Hatch, Helen, 21
Hatch, Jim, 6, 25
Hatch, Jim & Helen, 10
Hazen, Mrs. Lee, 10
Hoffman, Mrs. Ella, 10
House, Mr. & Mrs. Pete, 10
House, Pete, 6, 7
Huertegen Forest, 29
Johnson, Bill, 10
Jones, Alan, 6
Jones, Gen., 7, 18
Jones, Maj. Gen. & Mrs. Alan W., 10
Jones, Maj. Gen. Alan W., 25
Jones, Mr. & Mrs. Alan W., 10
Kay, Ralph & Rita, 10
Kelly, Chaplain, 12
Kelly, Robert, 26
Kramer, Miss Mary Ann, 10
Lada, Theodore & Lois A., 10
Landwehr, Mrs. Virginia, 10
Lion In The Way, 10, 12, 17, 26
Livesey, Herb, 7, 8, 18
Livesey, Herbert, 10
Loveless, Althea, 10, 22
Loveless, Chaplain John, 1, 5
Loveless, John, 1, 3, 5, 6, 7, 8, 24, 26
Loveless, John T., 11, 15, 26
Loveless, John T. & Kay, 10
Loveless, John T., Jr, 15, 26
Loveless, John T., Jr., 15, 26
Loveless, Kay, 10, 21, 22
Loveless, Kay & John, 24
Lucky Strike, 12
Manahan, Bill, 22
Manahan, Mr. & Mrs. William T., 10
Matthews, Joe, 6, 7, 8, 17
Matthews, Joe & Anna, 10
McCathran, Arthur, 25
McMahon, Brig. Gen. & Mrs. Leo T., 10
McMahon, Brig. Gen. Leo T., 25
McMahon, Gen., 7, 12
McMahon, Leo, 6, 8, 12, 22, 23
McMahon, Leo T., 12
McMahon, Mrs., 21
Memorials, 3, 13
Middleton, Jack, 6, 8
Middleton, Jack A., 10
Miller, Chaplain, 25
Miller, Maj. Gen. Luther D., 25
Monahan, Col., 8
Mowlds, Lyle, 6
Mowlds, W. Lyle, 10
Order Of The Golden Lion, 3, 5, 7, 8, 13, 22, 25
Oxx, Brig. Gen. Francis, 22
Oxx, Mrs. Katherine M., 10
Paul, Mr. & Mrs. Robert E., 10
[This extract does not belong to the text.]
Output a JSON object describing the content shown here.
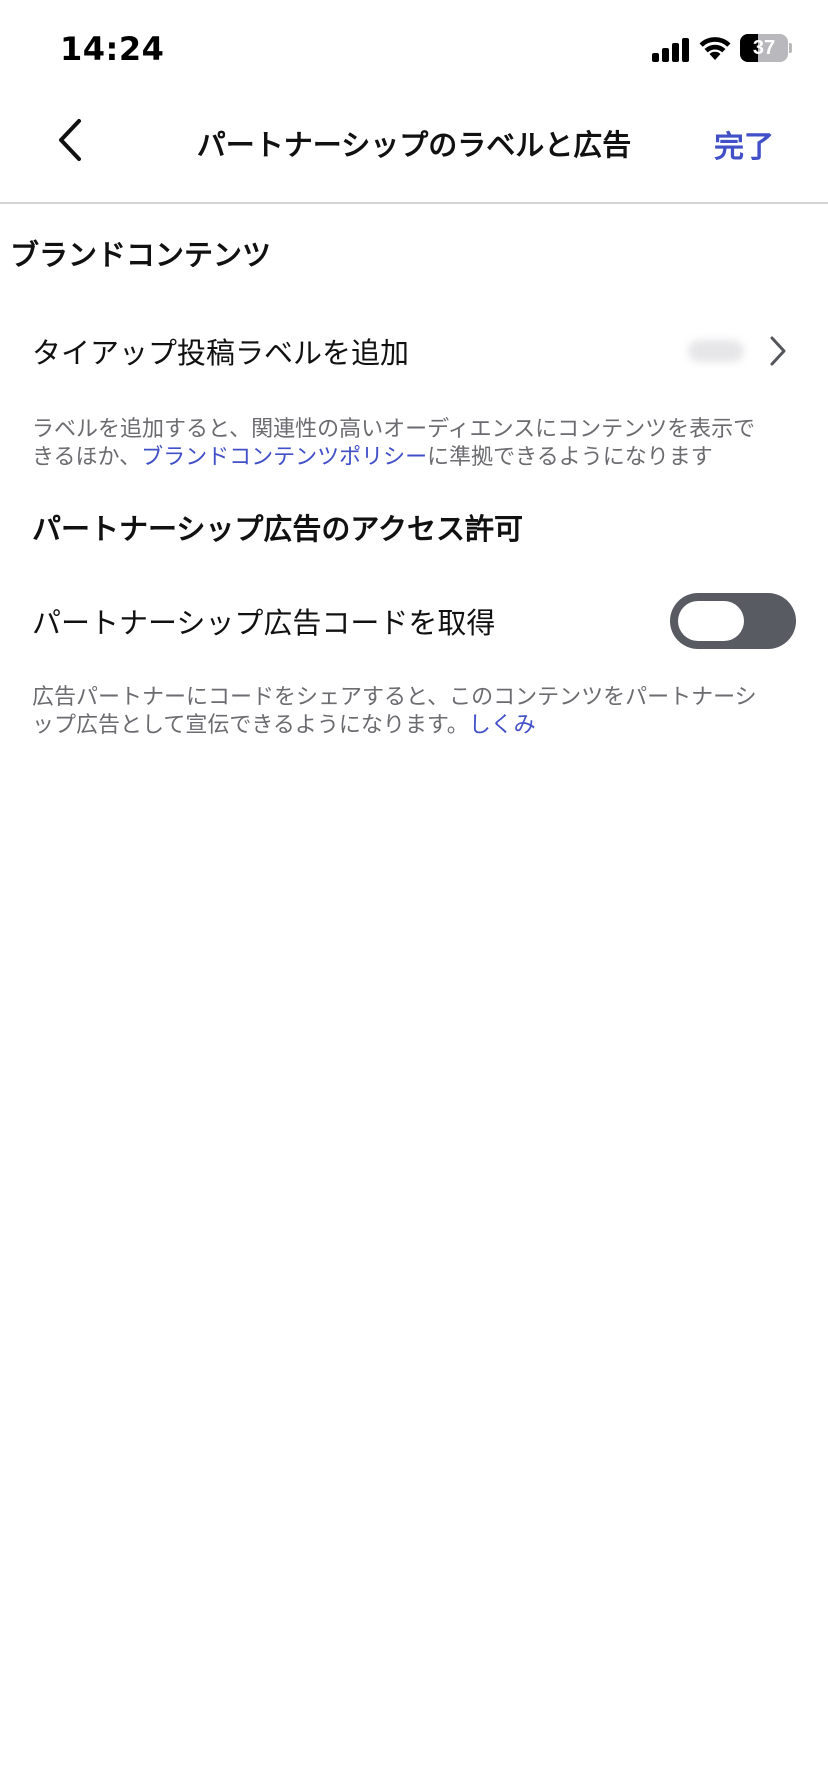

Perrin, Brig. Gen. Herbert T., 11, 24
Perrin, Gen., 8, 24, 25, 26
Perrin, Herbert, 25
Perry, Kenneth, 25
Pierce, Bob, 6, 8, 12
Pierce, Bob & Jean, 10
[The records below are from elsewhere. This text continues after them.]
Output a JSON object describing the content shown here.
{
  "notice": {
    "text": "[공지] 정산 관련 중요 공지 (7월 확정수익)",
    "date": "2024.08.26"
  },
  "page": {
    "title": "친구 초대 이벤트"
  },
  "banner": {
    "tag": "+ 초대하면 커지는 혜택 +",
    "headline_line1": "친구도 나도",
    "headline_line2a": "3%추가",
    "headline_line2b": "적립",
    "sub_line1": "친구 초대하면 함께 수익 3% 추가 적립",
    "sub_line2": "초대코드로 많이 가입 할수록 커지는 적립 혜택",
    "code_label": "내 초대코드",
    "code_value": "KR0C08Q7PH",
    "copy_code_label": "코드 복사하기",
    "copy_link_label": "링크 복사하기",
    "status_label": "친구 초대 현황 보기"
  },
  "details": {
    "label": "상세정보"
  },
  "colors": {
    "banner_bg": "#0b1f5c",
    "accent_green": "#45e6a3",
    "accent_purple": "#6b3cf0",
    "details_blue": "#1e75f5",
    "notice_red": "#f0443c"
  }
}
Pierce, Bobby, 10
Pierce, Charlotte, 10
Pierce, Debbie Sue, 10
Pierce, Myron, 10
Pierce, Robert, 1
Prewett, Ed, 26
Price, Dave, 25
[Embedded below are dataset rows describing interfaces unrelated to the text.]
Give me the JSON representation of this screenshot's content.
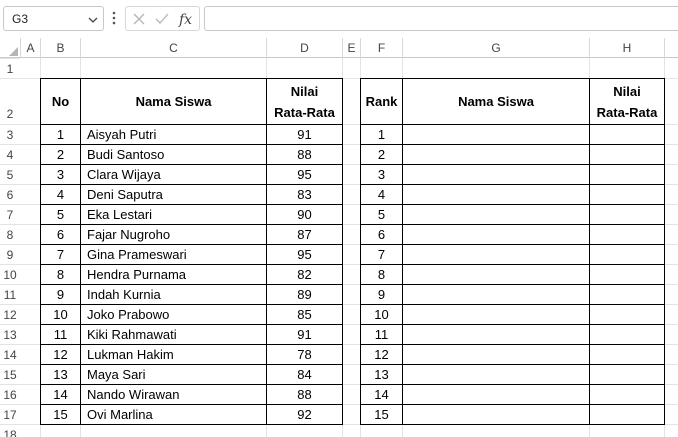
{
  "formula_bar": {
    "name_box": "G3",
    "formula": ""
  },
  "columns": [
    "A",
    "B",
    "C",
    "D",
    "E",
    "F",
    "G",
    "H"
  ],
  "rows": [
    "1",
    "2",
    "3",
    "4",
    "5",
    "6",
    "7",
    "8",
    "9",
    "10",
    "11",
    "12",
    "13",
    "14",
    "15",
    "16",
    "17",
    "18"
  ],
  "left_table": {
    "headers": {
      "no": "No",
      "name": "Nama Siswa",
      "score_line1": "Nilai",
      "score_line2": "Rata-Rata"
    },
    "rows": [
      {
        "no": "1",
        "name": "Aisyah Putri",
        "score": "91"
      },
      {
        "no": "2",
        "name": "Budi Santoso",
        "score": "88"
      },
      {
        "no": "3",
        "name": "Clara Wijaya",
        "score": "95"
      },
      {
        "no": "4",
        "name": "Deni Saputra",
        "score": "83"
      },
      {
        "no": "5",
        "name": "Eka Lestari",
        "score": "90"
      },
      {
        "no": "6",
        "name": "Fajar Nugroho",
        "score": "87"
      },
      {
        "no": "7",
        "name": "Gina Prameswari",
        "score": "95"
      },
      {
        "no": "8",
        "name": "Hendra Purnama",
        "score": "82"
      },
      {
        "no": "9",
        "name": "Indah Kurnia",
        "score": "89"
      },
      {
        "no": "10",
        "name": "Joko Prabowo",
        "score": "85"
      },
      {
        "no": "11",
        "name": "Kiki Rahmawati",
        "score": "91"
      },
      {
        "no": "12",
        "name": "Lukman Hakim",
        "score": "78"
      },
      {
        "no": "13",
        "name": "Maya Sari",
        "score": "84"
      },
      {
        "no": "14",
        "name": "Nando Wirawan",
        "score": "88"
      },
      {
        "no": "15",
        "name": "Ovi Marlina",
        "score": "92"
      }
    ]
  },
  "right_table": {
    "headers": {
      "rank": "Rank",
      "name": "Nama Siswa",
      "score_line1": "Nilai",
      "score_line2": "Rata-Rata"
    },
    "ranks": [
      "1",
      "2",
      "3",
      "4",
      "5",
      "6",
      "7",
      "8",
      "9",
      "10",
      "11",
      "12",
      "13",
      "14",
      "15"
    ]
  },
  "icons": {
    "name_box_dropdown": "chevron-down-icon",
    "more": "vertical-dots-icon",
    "cancel": "x-icon",
    "enter": "check-icon",
    "function": "fx-icon"
  },
  "colors": {
    "selection": "#107c41",
    "gridline": "#e3e3e3",
    "header_text": "#444444"
  }
}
Price, David S., 25
Rarick, Clayton, 6, 8
Rarick, Clayton F., 11
Raup, Mrs. O. C. (Susanne), 25
Riggs, Tom, 11, 22
Ross, Miss Jeanne, 11
Rossi, Billy, 11
Rossi, Linda, 18, 21
Rossi, Lou, 6, 7, 22
Rossi, Lou & Linda, 11
Rossi, Louis, 11
Rossi, Maria, 11
Rossi, Steve, 11
Russo, Lt. Col. Louis, 25
Ryan, Chaplain, 5
Schnitzlein, Glen, 25
Schutte, Jean, 21
Schutte, Phillip & Jean, 11
Sgrignoli, Mr. & Mrs. Michael G., 11, 23
Simpson, Mr. & Mrs. William R., 25
Smith, Charles L., 11
Smyth, Frances, 22
Smyth, Lester & Fran, 11
Snyder, Walter M., 11
St. Vith, 3, 5, 7, 8, 12, 13, 17, 23, 29
St. Vith, Belgium, 3, 12, 13, 17
Stoll, Robert, 26
Stout, Bob, 25
Stout, Col. & Mrs. Bob, 22
Stout, Col. & Mrs. Robert P., 11
Strevig, Chaplain, 5, 12
Strevig, Col. John R., 5
Strong, Lt. Col., 25
Sylvester, Mr. & Mrs. Ken, 11
Tawes, J. Millard, 23
Terrio, H. J. & Luvelle, 11
Timmerman, Mr., 5
Vial, Dr. & Mrs. H. R. W., 11
Vielsalm, Belgium, 13
Walden, Larry, 8
Wells, Jim, 1, 6, 7, 8, 11, 25
Wells, May-Dean & Jim, 25
West Point, 22
Woerner, David, 11
XIII Corps, 23